▶ **WHAT TO WORK ON**
The answer must repeat each line of the material exactly.

───── DATASET ─────

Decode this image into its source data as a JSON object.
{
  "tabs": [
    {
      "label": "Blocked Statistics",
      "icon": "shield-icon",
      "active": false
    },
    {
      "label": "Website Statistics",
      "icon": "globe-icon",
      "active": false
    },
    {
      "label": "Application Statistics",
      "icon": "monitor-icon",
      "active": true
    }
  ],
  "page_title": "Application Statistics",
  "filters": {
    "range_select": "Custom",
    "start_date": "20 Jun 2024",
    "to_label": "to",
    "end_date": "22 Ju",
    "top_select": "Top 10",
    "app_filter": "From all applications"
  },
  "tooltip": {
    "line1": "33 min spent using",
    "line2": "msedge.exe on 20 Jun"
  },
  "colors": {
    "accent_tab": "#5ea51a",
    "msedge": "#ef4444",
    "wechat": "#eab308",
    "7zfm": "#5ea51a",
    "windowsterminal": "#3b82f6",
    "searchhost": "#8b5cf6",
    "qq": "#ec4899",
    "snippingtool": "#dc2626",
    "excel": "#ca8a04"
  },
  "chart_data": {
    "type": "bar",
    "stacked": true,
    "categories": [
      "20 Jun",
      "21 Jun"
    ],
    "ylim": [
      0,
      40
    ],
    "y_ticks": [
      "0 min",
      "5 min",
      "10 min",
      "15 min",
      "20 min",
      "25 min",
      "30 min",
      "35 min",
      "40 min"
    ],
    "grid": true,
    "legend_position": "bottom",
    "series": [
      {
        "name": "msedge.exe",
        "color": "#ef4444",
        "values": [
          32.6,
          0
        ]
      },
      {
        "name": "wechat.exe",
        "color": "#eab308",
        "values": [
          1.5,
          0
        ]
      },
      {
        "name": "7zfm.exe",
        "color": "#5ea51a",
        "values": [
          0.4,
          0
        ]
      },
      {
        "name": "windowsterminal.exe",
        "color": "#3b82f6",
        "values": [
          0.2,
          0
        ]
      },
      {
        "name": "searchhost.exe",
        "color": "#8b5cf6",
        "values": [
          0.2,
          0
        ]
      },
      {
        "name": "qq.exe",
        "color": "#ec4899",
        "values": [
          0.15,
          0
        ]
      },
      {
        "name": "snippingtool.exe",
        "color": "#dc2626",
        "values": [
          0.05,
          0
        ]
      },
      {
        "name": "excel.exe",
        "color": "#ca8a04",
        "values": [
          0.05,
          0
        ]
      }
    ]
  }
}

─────

▶ **OUTPUT FOR THIS EXERCISE**
Decode this image into its source data as a JSON object.
{
  "tabs": [
    {
      "label": "Blocked Statistics",
      "icon": "shield-icon",
      "active": false
    },
    {
      "label": "Website Statistics",
      "icon": "globe-icon",
      "active": false
    },
    {
      "label": "Application Statistics",
      "icon": "monitor-icon",
      "active": true
    }
  ],
  "page_title": "Application Statistics",
  "filters": {
    "range_select": "Custom",
    "start_date": "20 Jun 2024",
    "to_label": "to",
    "end_date": "22 Ju",
    "top_select": "Top 10",
    "app_filter": "From all applications"
  },
  "tooltip": {
    "line1": "33 min spent using",
    "line2": "msedge.exe on 20 Jun"
  },
  "colors": {
    "accent_tab": "#5ea51a",
    "msedge": "#ef4444",
    "wechat": "#eab308",
    "7zfm": "#5ea51a",
    "windowsterminal": "#3b82f6",
    "searchhost": "#8b5cf6",
    "qq": "#ec4899",
    "snippingtool": "#dc2626",
    "excel": "#ca8a04"
  },
  "chart_data": {
    "type": "bar",
    "stacked": true,
    "categories": [
      "20 Jun",
      "21 Jun"
    ],
    "ylim": [
      0,
      40
    ],
    "y_ticks": [
      "0 min",
      "5 min",
      "10 min",
      "15 min",
      "20 min",
      "25 min",
      "30 min",
      "35 min",
      "40 min"
    ],
    "grid": true,
    "legend_position": "bottom",
    "series": [
      {
        "name": "msedge.exe",
        "color": "#ef4444",
        "values": [
          32.6,
          0
        ]
      },
      {
        "name": "wechat.exe",
        "color": "#eab308",
        "values": [
          1.5,
          0
        ]
      },
      {
        "name": "7zfm.exe",
        "color": "#5ea51a",
        "values": [
          0.4,
          0
        ]
      },
      {
        "name": "windowsterminal.exe",
        "color": "#3b82f6",
        "values": [
          0.2,
          0
        ]
      },
      {
        "name": "searchhost.exe",
        "color": "#8b5cf6",
        "values": [
          0.2,
          0
        ]
      },
      {
        "name": "qq.exe",
        "color": "#ec4899",
        "values": [
          0.15,
          0
        ]
      },
      {
        "name": "snippingtool.exe",
        "color": "#dc2626",
        "values": [
          0.05,
          0
        ]
      },
      {
        "name": "excel.exe",
        "color": "#ca8a04",
        "values": [
          0.05,
          0
        ]
      }
    ]
  }
}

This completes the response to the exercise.